New Mexico’s gross receipts tax is admittedly confusing, but the state still expects businesses to follow the law and pay what they owe from the sale of property or services.
In a nutshell, GRT is a substitute for the traditional sales tax that shoppers in other states pay when they make a purchase. In New Mexico, the seller pays the tax on the sales price of a product or service even if the seller doesn’t collect it from the buyer — and even if the buyer lives out of state.
GRT was intended to widen the tax base by taxing more items at a lower rate than would be typical in states with a sales tax. Over the years, however, cities and counties have responded to reductions in local revenues caused by state-allowed exemptions and deductions by loading on their own assessments.
The combined tax rate in some towns is now — or is about to go over — 9 percent.
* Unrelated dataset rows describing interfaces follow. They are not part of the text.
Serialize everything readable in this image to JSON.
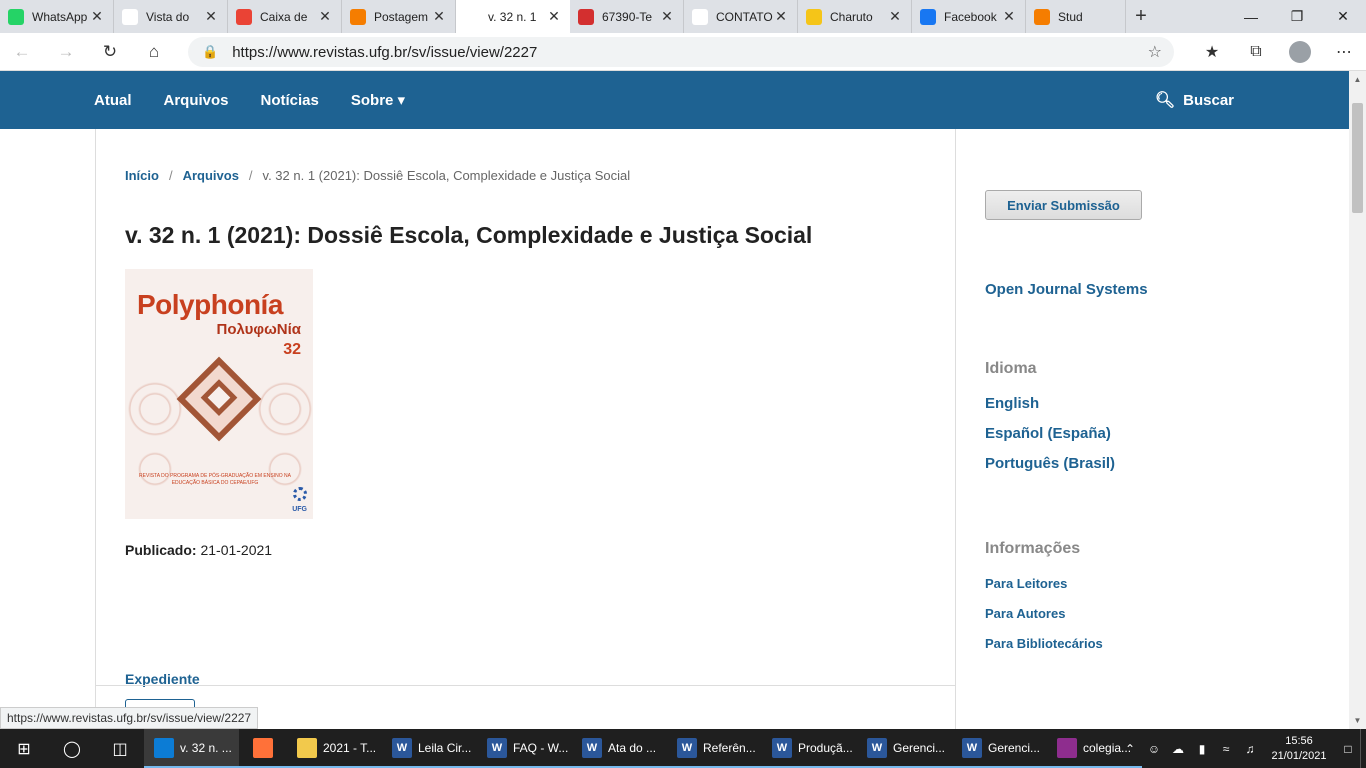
{
  "browser": {
    "tabs": [
      {
        "label": "WhatsApp",
        "icon": "whatsapp-icon",
        "color": "#25d366"
      },
      {
        "label": "Vista do",
        "icon": "pkp-icon",
        "color": "#ffffff"
      },
      {
        "label": "Caixa de",
        "icon": "gmail-icon",
        "color": "#ea4335"
      },
      {
        "label": "Postagem",
        "icon": "blogger-icon",
        "color": "#f57d00"
      },
      {
        "label": "v. 32 n. 1",
        "icon": "pkp-icon",
        "color": "#ffffff"
      },
      {
        "label": "67390-Te",
        "icon": "pdf-icon",
        "color": "#d32f2f"
      },
      {
        "label": "CONTATO",
        "icon": "document-icon",
        "color": "#ffffff"
      },
      {
        "label": "Charuto",
        "icon": "ts-icon",
        "color": "#f5c518"
      },
      {
        "label": "Facebook",
        "icon": "facebook-icon",
        "color": "#1877f2"
      },
      {
        "label": "Stud",
        "icon": "blogger-icon",
        "color": "#f57d00"
      }
    ],
    "url": "https://www.revistas.ufg.br/sv/issue/view/2227",
    "status_url": "https://www.revistas.ufg.br/sv/issue/view/2227"
  },
  "site": {
    "nav": [
      "Atual",
      "Arquivos",
      "Notícias",
      "Sobre ▾"
    ],
    "search_label": "Buscar"
  },
  "breadcrumb": {
    "home": "Início",
    "archives": "Arquivos",
    "current": "v. 32 n. 1 (2021): Dossiê Escola, Complexidade e Justiça Social"
  },
  "issue": {
    "title": "v. 32 n. 1 (2021): Dossiê Escola, Complexidade e Justiça Social",
    "cover": {
      "title": "Polyphonía",
      "greek": "ΠολυφωΝία",
      "number": "32",
      "footer": "REVISTA DO PROGRAMA DE PÓS-GRADUAÇÃO EM ENSINO NA EDUCAÇÃO BÁSICA DO CEPAE/UFG",
      "logo": "UFG"
    },
    "published_label": "Publicado:",
    "published_date": "21-01-2021",
    "section": "Expediente"
  },
  "sidebar": {
    "submit_button": "Enviar Submissão",
    "ojs_link": "Open Journal Systems",
    "language_heading": "Idioma",
    "languages": [
      "English",
      "Español (España)",
      "Português (Brasil)"
    ],
    "info_heading": "Informações",
    "info_links": [
      "Para Leitores",
      "Para Autores",
      "Para Bibliotecários"
    ]
  },
  "taskbar": {
    "apps": [
      {
        "label": "v. 32 n. ...",
        "icon": "edge-icon",
        "color": "#0c7cd5"
      },
      {
        "label": "",
        "icon": "firefox-icon",
        "color": "#ff7139"
      },
      {
        "label": "2021 - T...",
        "icon": "folder-icon",
        "color": "#f2c94c"
      },
      {
        "label": "Leila Cir...",
        "icon": "word-icon",
        "color": "#2b579a"
      },
      {
        "label": "FAQ - W...",
        "icon": "word-icon",
        "color": "#2b579a"
      },
      {
        "label": "Ata do ...",
        "icon": "word-icon",
        "color": "#2b579a"
      },
      {
        "label": "Referên...",
        "icon": "word-icon",
        "color": "#2b579a"
      },
      {
        "label": "Produçã...",
        "icon": "word-icon",
        "color": "#2b579a"
      },
      {
        "label": "Gerenci...",
        "icon": "word-icon",
        "color": "#2b579a"
      },
      {
        "label": "Gerenci...",
        "icon": "word-icon",
        "color": "#2b579a"
      },
      {
        "label": "colegia...",
        "icon": "winrar-icon",
        "color": "#8e2d8e"
      }
    ],
    "time": "15:56",
    "date": "21/01/2021"
  }
}
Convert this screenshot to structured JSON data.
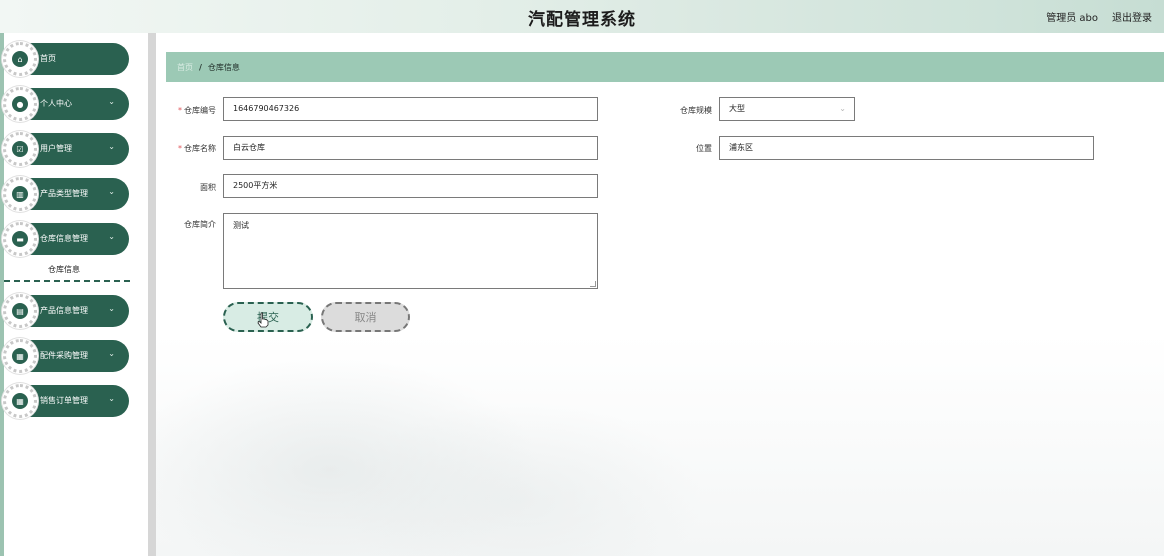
{
  "header": {
    "title": "汽配管理系统",
    "user_label": "管理员 abo",
    "logout_label": "退出登录"
  },
  "sidebar": {
    "items": [
      {
        "label": "首页",
        "icon": "home-icon",
        "glyph": "⌂"
      },
      {
        "label": "个人中心",
        "icon": "person-icon",
        "glyph": "●"
      },
      {
        "label": "用户管理",
        "icon": "user-check-icon",
        "glyph": "☑"
      },
      {
        "label": "产品类型管理",
        "icon": "bar-chart-icon",
        "glyph": "▥"
      },
      {
        "label": "仓库信息管理",
        "icon": "monitor-icon",
        "glyph": "▬"
      },
      {
        "label": "产品信息管理",
        "icon": "database-icon",
        "glyph": "▤"
      },
      {
        "label": "配件采购管理",
        "icon": "grid-icon",
        "glyph": "▦"
      },
      {
        "label": "销售订单管理",
        "icon": "grid-icon",
        "glyph": "▦"
      }
    ],
    "submenu": {
      "label": "仓库信息"
    },
    "chevron": "⌄"
  },
  "breadcrumb": {
    "home": "首页",
    "separator": "/",
    "current": "仓库信息"
  },
  "form": {
    "warehouse_no": {
      "label": "仓库编号",
      "value": "1646790467326",
      "required": "*"
    },
    "warehouse_name": {
      "label": "仓库名称",
      "value": "白云仓库",
      "required": "*"
    },
    "area": {
      "label": "面积",
      "value": "2500平方米"
    },
    "intro": {
      "label": "仓库简介",
      "value": "测试"
    },
    "scale": {
      "label": "仓库规模",
      "value": "大型"
    },
    "location": {
      "label": "位置",
      "value": "浦东区"
    }
  },
  "buttons": {
    "submit": "提交",
    "cancel": "取消"
  },
  "colors": {
    "primary": "#2a6150",
    "breadcrumb_bg": "#9cc9b5",
    "required": "#e0565b"
  }
}
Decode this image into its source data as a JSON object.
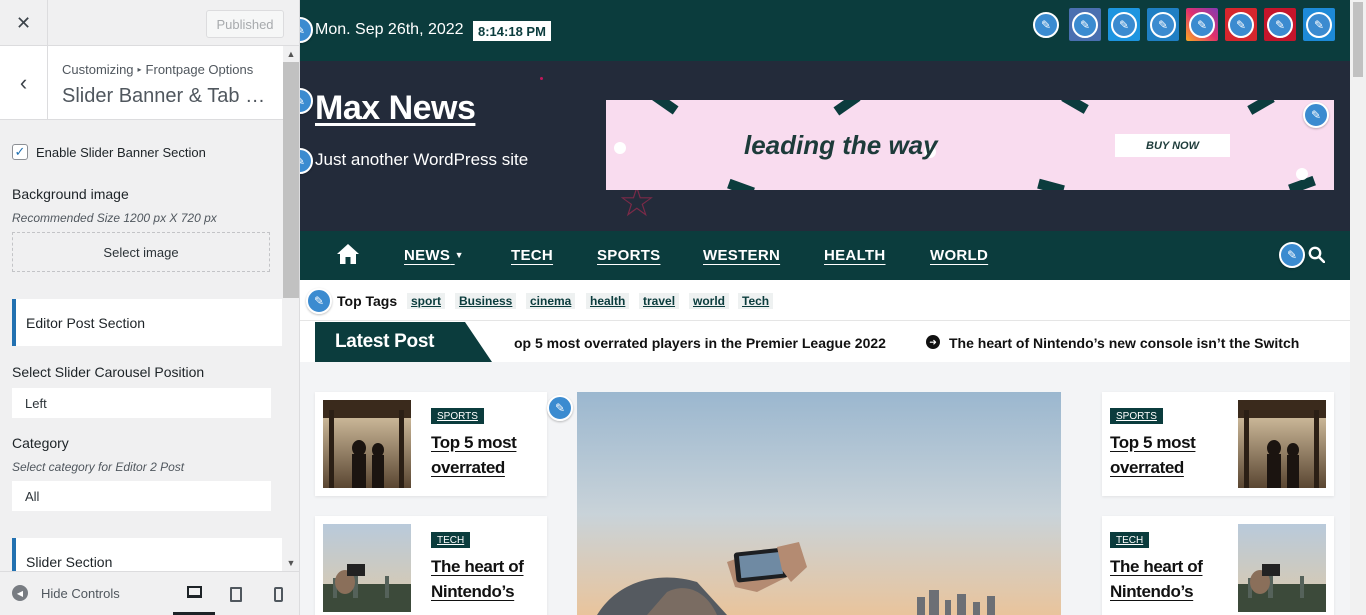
{
  "customizer": {
    "close_label": "✕",
    "published_label": "Published",
    "back_label": "‹",
    "breadcrumb_root": "Customizing",
    "breadcrumb_separator": "▸",
    "breadcrumb_parent": "Frontpage Options",
    "section_title": "Slider Banner & Tab Section",
    "enable_label": "Enable Slider Banner Section",
    "enable_checked": true,
    "bg_image_label": "Background image",
    "bg_image_desc": "Recommended Size 1200 px X 720 px",
    "select_image_label": "Select image",
    "editor_post_heading": "Editor Post Section",
    "carousel_position_label": "Select Slider Carousel Position",
    "carousel_position_value": "Left",
    "category_label": "Category",
    "category_desc": "Select category for Editor 2 Post",
    "category_value": "All",
    "slider_heading": "Slider Section",
    "hide_controls_label": "Hide Controls",
    "devices": [
      "desktop",
      "tablet",
      "mobile"
    ],
    "active_device": "desktop"
  },
  "site": {
    "date": "Mon. Sep 26th, 2022",
    "time": "8:14:18 PM",
    "social": [
      {
        "name": "edit",
        "color": "#3b8bd0"
      },
      {
        "name": "edit",
        "color": "#4a6fb0"
      },
      {
        "name": "edit",
        "color": "#1d95e0"
      },
      {
        "name": "edit",
        "color": "#1f7fc4"
      },
      {
        "name": "instagram",
        "color": "#d6249f"
      },
      {
        "name": "edit",
        "color": "#d6262d"
      },
      {
        "name": "edit",
        "color": "#c4152b"
      },
      {
        "name": "edit",
        "color": "#1d8ad8"
      }
    ],
    "title": "Max News",
    "tagline": "Just another WordPress site",
    "banner_text": "leading the way",
    "banner_button": "BUY NOW",
    "nav": [
      "NEWS",
      "TECH",
      "SPORTS",
      "WESTERN",
      "HEALTH",
      "WORLD"
    ],
    "top_tags_label": "Top Tags",
    "tags": [
      "sport",
      "Business",
      "cinema",
      "health",
      "travel",
      "world",
      "Tech"
    ],
    "latest_label": "Latest Post",
    "ticker_1": "op 5 most overrated players in the Premier League 2022",
    "ticker_2": "The heart of Nintendo’s new console isn’t the Switch",
    "left_cards": [
      {
        "category": "SPORTS",
        "title": "Top 5 most overrated"
      },
      {
        "category": "TECH",
        "title": "The heart of Nintendo’s"
      }
    ],
    "right_cards": [
      {
        "category": "SPORTS",
        "title": "Top 5 most overrated"
      },
      {
        "category": "TECH",
        "title": "The heart of Nintendo’s"
      }
    ],
    "colors": {
      "brand_dark": "#0b3c3d",
      "header_bg": "#232b3a",
      "banner_bg": "#f9dcef",
      "edit_blue": "#3b8bd0"
    }
  }
}
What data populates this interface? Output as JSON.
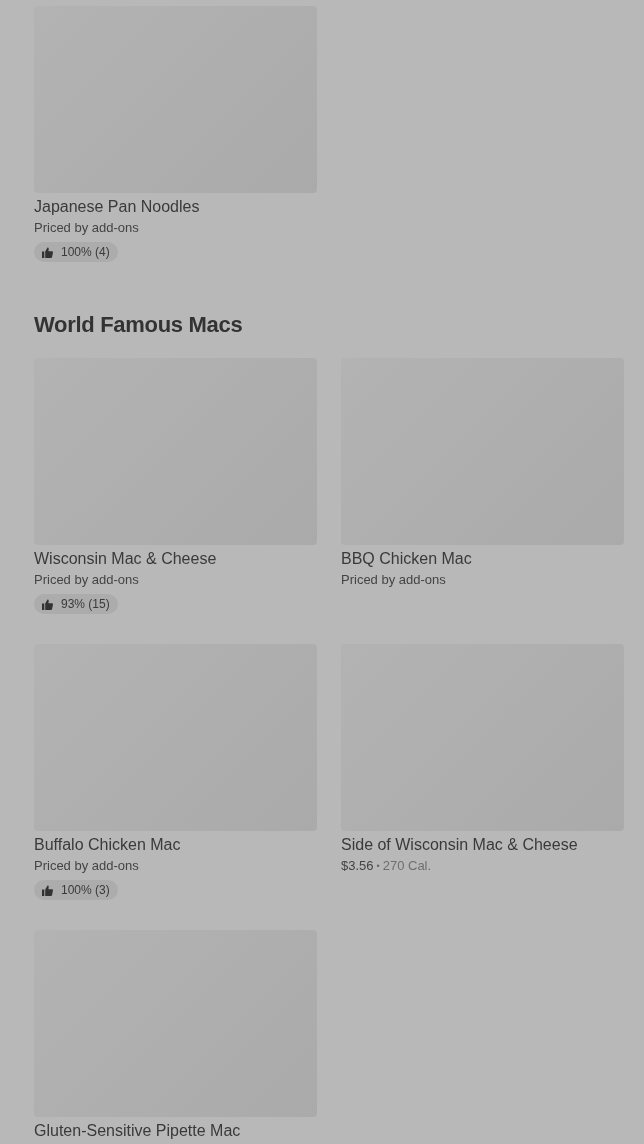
{
  "sections": [
    {
      "items": [
        {
          "name": "Japanese Pan Noodles",
          "price": "Priced by add-ons",
          "rating": "100% (4)"
        }
      ]
    },
    {
      "title": "World Famous Macs",
      "items": [
        {
          "name": "Wisconsin Mac & Cheese",
          "price": "Priced by add-ons",
          "rating": "93% (15)"
        },
        {
          "name": "BBQ Chicken Mac",
          "price": "Priced by add-ons"
        },
        {
          "name": "Buffalo Chicken Mac",
          "price": "Priced by add-ons",
          "rating": "100% (3)"
        },
        {
          "name": "Side of Wisconsin Mac & Cheese",
          "price": "$3.56",
          "separator": "•",
          "calories": "270 Cal."
        },
        {
          "name": "Gluten-Sensitive Pipette Mac"
        }
      ]
    }
  ]
}
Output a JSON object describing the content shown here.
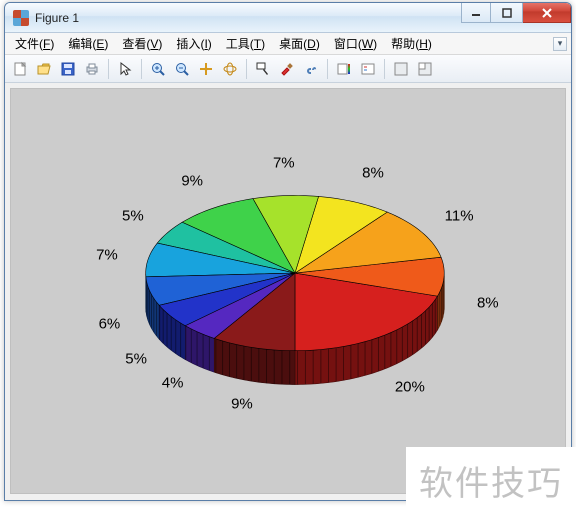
{
  "window": {
    "title": "Figure 1"
  },
  "menu": {
    "file": {
      "label": "文件",
      "key": "F"
    },
    "edit": {
      "label": "编辑",
      "key": "E"
    },
    "view": {
      "label": "查看",
      "key": "V"
    },
    "insert": {
      "label": "插入",
      "key": "I"
    },
    "tools": {
      "label": "工具",
      "key": "T"
    },
    "desktop": {
      "label": "桌面",
      "key": "D"
    },
    "window2": {
      "label": "窗口",
      "key": "W"
    },
    "help": {
      "label": "帮助",
      "key": "H"
    }
  },
  "toolbar_icons": [
    "new",
    "open",
    "save",
    "print",
    "|",
    "pointer",
    "|",
    "zoom-in",
    "zoom-out",
    "pan",
    "rotate3d",
    "|",
    "data-cursor",
    "brush",
    "link",
    "|",
    "colorbar",
    "legend",
    "|",
    "axes-new",
    "axes-sub"
  ],
  "labels": {
    "s1": "20%",
    "s2": "8%",
    "s3": "11%",
    "s4": "8%",
    "s5": "7%",
    "s6": "9%",
    "s7": "5%",
    "s8": "7%",
    "s9": "6%",
    "s10": "5%",
    "s11": "4%",
    "s12": "9%"
  },
  "watermark": "软件技巧",
  "chart_data": {
    "type": "pie",
    "title": "",
    "slices": [
      {
        "label": "20%",
        "value": 20,
        "color": "#d6201e"
      },
      {
        "label": "8%",
        "value": 8,
        "color": "#ef5a1a"
      },
      {
        "label": "11%",
        "value": 11,
        "color": "#f6a21b"
      },
      {
        "label": "8%",
        "value": 8,
        "color": "#f3e41f"
      },
      {
        "label": "7%",
        "value": 7,
        "color": "#a6e22b"
      },
      {
        "label": "9%",
        "value": 9,
        "color": "#3fd24a"
      },
      {
        "label": "5%",
        "value": 5,
        "color": "#1fc1a1"
      },
      {
        "label": "7%",
        "value": 7,
        "color": "#18a3dd"
      },
      {
        "label": "6%",
        "value": 6,
        "color": "#1f62d6"
      },
      {
        "label": "5%",
        "value": 5,
        "color": "#2233c9"
      },
      {
        "label": "4%",
        "value": 4,
        "color": "#5528c0"
      },
      {
        "label": "9%",
        "value": 9,
        "color": "#8a1a1a"
      }
    ],
    "style_3d": true,
    "start_angle_deg": 90,
    "direction": "clockwise"
  }
}
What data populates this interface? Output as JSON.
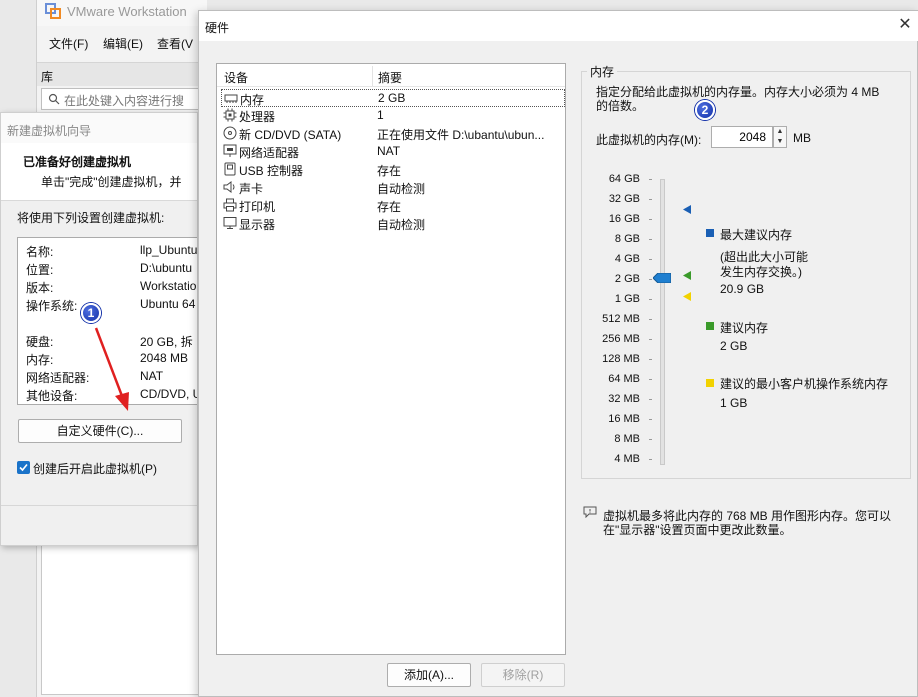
{
  "vmware": {
    "title": "VMware Workstation",
    "menus": [
      "文件(F)",
      "编辑(E)",
      "查看(V"
    ],
    "library_label": "库",
    "search_placeholder": "在此处键入内容进行搜"
  },
  "wizard": {
    "title": "新建虚拟机向导",
    "heading": "已准备好创建虚拟机",
    "subheading": "单击\"完成\"创建虚拟机，并",
    "intro": "将使用下列设置创建虚拟机:",
    "summary": [
      {
        "key": "名称:",
        "value": "llp_Ubuntu"
      },
      {
        "key": "位置:",
        "value": "D:\\ubuntu"
      },
      {
        "key": "版本:",
        "value": "Workstation"
      },
      {
        "key": "操作系统:",
        "value": "Ubuntu 64"
      },
      {
        "key": "",
        "value": ""
      },
      {
        "key": "硬盘:",
        "value": "20 GB, 拆"
      },
      {
        "key": "内存:",
        "value": "2048 MB"
      },
      {
        "key": "网络适配器:",
        "value": "NAT"
      },
      {
        "key": "其他设备:",
        "value": "CD/DVD, U"
      }
    ],
    "customize_button": "自定义硬件(C)...",
    "power_on_label": "创建后开启此虚拟机(P)",
    "power_on_checked": true
  },
  "badges": {
    "one": "1",
    "two": "2"
  },
  "hardware": {
    "title": "硬件",
    "close_glyph": "✕",
    "columns": {
      "device": "设备",
      "summary": "摘要"
    },
    "devices": [
      {
        "name": "内存",
        "summary": "2 GB",
        "icon": "memory-icon",
        "selected": true
      },
      {
        "name": "处理器",
        "summary": "1",
        "icon": "cpu-icon",
        "selected": false
      },
      {
        "name": "新 CD/DVD (SATA)",
        "summary": "正在使用文件 D:\\ubantu\\ubun...",
        "icon": "cd-icon",
        "selected": false
      },
      {
        "name": "网络适配器",
        "summary": "NAT",
        "icon": "network-icon",
        "selected": false
      },
      {
        "name": "USB 控制器",
        "summary": "存在",
        "icon": "usb-icon",
        "selected": false
      },
      {
        "name": "声卡",
        "summary": "自动检测",
        "icon": "sound-icon",
        "selected": false
      },
      {
        "name": "打印机",
        "summary": "存在",
        "icon": "printer-icon",
        "selected": false
      },
      {
        "name": "显示器",
        "summary": "自动检测",
        "icon": "display-icon",
        "selected": false
      }
    ],
    "add_button": "添加(A)...",
    "remove_button": "移除(R)"
  },
  "memory": {
    "group_title": "内存",
    "description_line1": "指定分配给此虚拟机的内存量。内存大小必须为 4 MB",
    "description_line2": "的倍数。",
    "field_label": "此虚拟机的内存(M):",
    "value": "2048",
    "unit": "MB",
    "scale_labels": [
      "64 GB",
      "32 GB",
      "16 GB",
      "8 GB",
      "4 GB",
      "2 GB",
      "1 GB",
      "512 MB",
      "256 MB",
      "128 MB",
      "64 MB",
      "32 MB",
      "16 MB",
      "8 MB",
      "4 MB"
    ],
    "legend": {
      "max": {
        "label": "最大建议内存",
        "note1": "(超出此大小可能",
        "note2": "发生内存交换。)",
        "value": "20.9 GB",
        "color": "#1a5fb4"
      },
      "recommended": {
        "label": "建议内存",
        "value": "2 GB",
        "color": "#3a9a2a"
      },
      "min_guest": {
        "label": "建议的最小客户机操作系统内存",
        "value": "1 GB",
        "color": "#f2d200"
      }
    },
    "info_line1": "虚拟机最多将此内存的 768 MB 用作图形内存。您可以",
    "info_line2": "在\"显示器\"设置页面中更改此数量。"
  }
}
Until lawmakers agree on an alternative system, businesses should know how to comply with the status quo.
GRT applies to the gross receipts of businesses or people who sell property, perform services, lease or license a property or franchise in New Mexico, and sell certain services delivered outside New Mexico when the resulting product is initially used here.